_RECORDS SHOWN:_
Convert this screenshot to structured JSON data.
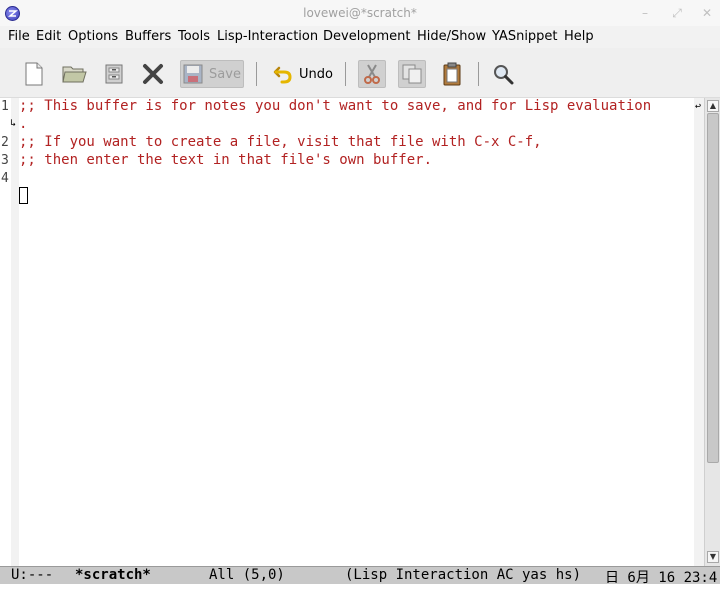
{
  "window": {
    "title": "lovewei@*scratch*",
    "controls": {
      "minimize": "–",
      "maximize": "⤢",
      "close": "✕"
    }
  },
  "menubar": {
    "items": [
      "File",
      "Edit",
      "Options",
      "Buffers",
      "Tools",
      "Lisp-Interaction",
      "Development",
      "Hide/Show",
      "YASnippet",
      "Help"
    ]
  },
  "toolbar": {
    "save_label": "Save",
    "undo_label": "Undo",
    "icons": [
      "new-file-icon",
      "open-folder-icon",
      "dired-icon",
      "close-icon",
      "save-icon",
      "undo-icon",
      "cut-icon",
      "copy-icon",
      "paste-icon",
      "search-icon"
    ]
  },
  "editor": {
    "line_numbers": [
      "1",
      "2",
      "3",
      "4"
    ],
    "lines": [
      ";; This buffer is for notes you don't want to save, and for Lisp evaluation",
      ".",
      ";; If you want to create a file, visit that file with C-x C-f,",
      ";; then enter the text in that file's own buffer."
    ],
    "text_color": "#b22222"
  },
  "modeline": {
    "status": "U:---",
    "buffer_name": "*scratch*",
    "position": "All (5,0)",
    "modes": "(Lisp Interaction AC yas hs)",
    "time": "日 6月 16 23:4"
  }
}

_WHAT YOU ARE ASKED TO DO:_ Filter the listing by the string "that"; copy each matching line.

_ANSWER TO THIS EXERCISE:_
      ";; If you want to create a file, visit that file with C-x C-f,",
      ";; then enter the text in that file's own buffer."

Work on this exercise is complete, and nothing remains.